††††††† Many of our men have gone or are going home.We are down to about 1/2 strength now.There is very little to do.I help run the dispensaries on the post and also help out in the port hospital.I give most of the anesthetics, I have a microtome from a Jap hospital and play around with tissues, I put on a cast occasionally (I have seen a couple of fractures of the carpal scaphoid since being here).

††††††† The 81st Division is going to be moving stateside very shortly -- but the policy in this theater is to move only men eligible for discharge so I am expecting to be reassigned to another outfit very shortly -- and remain in Japan for another 6-12 months.This annoys me no end -- for I have had enough of this field life in Japan.There is little else here to interest me.

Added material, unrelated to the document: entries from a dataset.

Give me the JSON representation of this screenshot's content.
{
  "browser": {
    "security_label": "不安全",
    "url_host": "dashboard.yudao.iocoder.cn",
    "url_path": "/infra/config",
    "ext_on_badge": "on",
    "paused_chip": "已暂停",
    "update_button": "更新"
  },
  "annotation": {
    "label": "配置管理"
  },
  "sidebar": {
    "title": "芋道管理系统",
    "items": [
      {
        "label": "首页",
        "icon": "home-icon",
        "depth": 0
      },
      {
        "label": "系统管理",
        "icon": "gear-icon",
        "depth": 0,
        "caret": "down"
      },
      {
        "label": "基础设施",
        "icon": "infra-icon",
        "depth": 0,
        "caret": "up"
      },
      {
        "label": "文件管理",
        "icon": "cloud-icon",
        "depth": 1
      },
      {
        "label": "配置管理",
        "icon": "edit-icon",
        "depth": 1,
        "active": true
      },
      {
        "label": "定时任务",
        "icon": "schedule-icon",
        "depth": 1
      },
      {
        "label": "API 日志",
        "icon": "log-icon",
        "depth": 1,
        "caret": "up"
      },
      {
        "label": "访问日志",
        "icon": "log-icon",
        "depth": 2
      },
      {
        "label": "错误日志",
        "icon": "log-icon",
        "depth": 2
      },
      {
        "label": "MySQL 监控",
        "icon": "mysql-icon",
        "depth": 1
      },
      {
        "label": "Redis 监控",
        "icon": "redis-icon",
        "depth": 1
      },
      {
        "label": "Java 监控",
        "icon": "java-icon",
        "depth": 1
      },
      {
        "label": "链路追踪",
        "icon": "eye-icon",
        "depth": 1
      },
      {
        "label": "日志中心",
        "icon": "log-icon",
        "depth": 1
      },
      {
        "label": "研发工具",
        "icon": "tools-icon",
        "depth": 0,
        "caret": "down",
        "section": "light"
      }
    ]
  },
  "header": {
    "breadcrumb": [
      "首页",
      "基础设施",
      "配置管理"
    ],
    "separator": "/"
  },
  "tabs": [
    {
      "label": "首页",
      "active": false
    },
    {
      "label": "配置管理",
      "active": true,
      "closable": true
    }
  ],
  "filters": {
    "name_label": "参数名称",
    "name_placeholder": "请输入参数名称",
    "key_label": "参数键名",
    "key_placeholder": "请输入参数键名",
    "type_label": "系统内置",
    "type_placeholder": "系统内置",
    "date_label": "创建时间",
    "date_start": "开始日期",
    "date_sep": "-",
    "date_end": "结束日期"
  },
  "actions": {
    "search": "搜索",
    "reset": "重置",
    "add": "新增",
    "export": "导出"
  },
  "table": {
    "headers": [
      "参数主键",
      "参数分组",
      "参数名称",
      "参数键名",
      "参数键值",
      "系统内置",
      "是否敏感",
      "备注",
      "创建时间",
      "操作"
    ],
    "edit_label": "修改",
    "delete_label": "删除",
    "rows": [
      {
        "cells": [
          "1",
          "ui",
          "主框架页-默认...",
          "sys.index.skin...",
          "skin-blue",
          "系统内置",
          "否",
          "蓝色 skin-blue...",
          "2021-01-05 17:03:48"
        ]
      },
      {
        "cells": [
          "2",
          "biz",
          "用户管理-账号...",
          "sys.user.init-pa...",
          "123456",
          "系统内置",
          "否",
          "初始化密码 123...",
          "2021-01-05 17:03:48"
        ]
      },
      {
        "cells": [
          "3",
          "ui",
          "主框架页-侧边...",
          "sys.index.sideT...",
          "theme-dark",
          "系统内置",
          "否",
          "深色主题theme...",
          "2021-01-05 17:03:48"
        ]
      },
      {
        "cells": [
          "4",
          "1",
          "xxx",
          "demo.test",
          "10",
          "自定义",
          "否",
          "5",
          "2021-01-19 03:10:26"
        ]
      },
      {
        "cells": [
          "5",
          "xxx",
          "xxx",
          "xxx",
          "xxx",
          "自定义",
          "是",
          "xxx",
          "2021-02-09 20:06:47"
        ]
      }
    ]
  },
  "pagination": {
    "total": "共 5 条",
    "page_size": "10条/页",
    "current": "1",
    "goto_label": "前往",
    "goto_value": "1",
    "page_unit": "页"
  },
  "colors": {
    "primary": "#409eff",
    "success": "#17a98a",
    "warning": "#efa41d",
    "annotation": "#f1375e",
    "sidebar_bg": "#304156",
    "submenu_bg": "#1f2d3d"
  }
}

††††††† Sam is down at the other end of this island but I havenít seen him -- we are only some 6-700 miles apart, so you can see why.

††††††† I hope you get your other bar soon -- it helps out financially -- thatís a cinch.Now that youíre settled in one place your promotion should not be too long delayed.Mine was held up here for a while because of certain local policies - but it finally went thru.

††††††† I hear that Erwin is out of the Army and is taking some more resident work.Now just what kind of strings does one have to pull to be able to get such a deal -- can you tell me?Iím sure you and I and about 25,000 other MCís would like to know.MCís over here even when eligible for discharge are being held for up to 60 days pending getting replacements.Naturally they get plenty poíd when they hear of a deal like Erwinís.

††††††† Well, Harland -- Solong and I do hope you have a merry Christmas -- and that the New Year will be as you desire

††††††† ††††††† Your friend

††††††††††††††† ††††††† Elmo

December 20.1945.(Letter from Sam Moessner)

Osaka, Japan

Dec. 16, 1945

Dear Hermie,

††††††† Just received a letter from you.I was much amused at it & read it 2 times in succession & parts of it three times.Thanks for the pictures of Lucy.The photography of it is good.

††††††† It does me hart good to read how you drove to Denver stopping at those familiar places and mention of the names.Iím glad to know about Don Brewster.Do you know his organization & APO? Iíd write him sometime.I hope Ginny can join you by Xmas & that you get a fine place to stay.Too bad the living costs are so high.Iíll need an auto when I return & I do want a fair place to live when I train in surgery upon my return.†† Maybe I wonít get that though.Gee, I hope we can train together.Say, maybe you can tell me how to apply at Mayos.Who do I address the application to & how many references are necessary.

††††††† Since mid-Nov. the 59 Port Surg Hosp. has been deactivated.Since I became the honorable CO by chance (& not merit) it was my duty to assume the responsibility for all the equipment.I was exceedingly happy when the last item was accounted for.Iím living very well now since being with the air corp men and especially since living in this home of the :Ēbig wheelsĒ.Itís sort of hotel fashion.Japs do all the work. G.I.s are becoming rare here.My enlisted men are practically all gone in fact in the group as a whole the officers outnumber the enlisted men 2-1.

††††††† Well Herm olí boy, I hope you stay put there for a while so you can enjoy a comfortable stay with Virginia.Elmer wrote from Hashimolu air base in Northern Honshu here that itís pretty cold.He is a captain now but still with the 2nd Ban & 323 Inf of 81 Div. (APO 81).The 81 is going home soon & he thinks heíll be transferred to the 77 Div.Libby is a counselor to student nurses at Wesley Hosp. of Northwestern Uni.Elmer tells me that Geo. Gostas is finishing Med school there & will interne at Passavant Memorial in Chicago.

††††††† 5 oíclock: I just returned from seeing the 41 Div. Football team take the Nagoya base team 20 to 0.It was a lot of fun.

††††††† Greet all the folks,

††††††† Gruess und Kuess

††††††† ††††††† Samuel Moessner.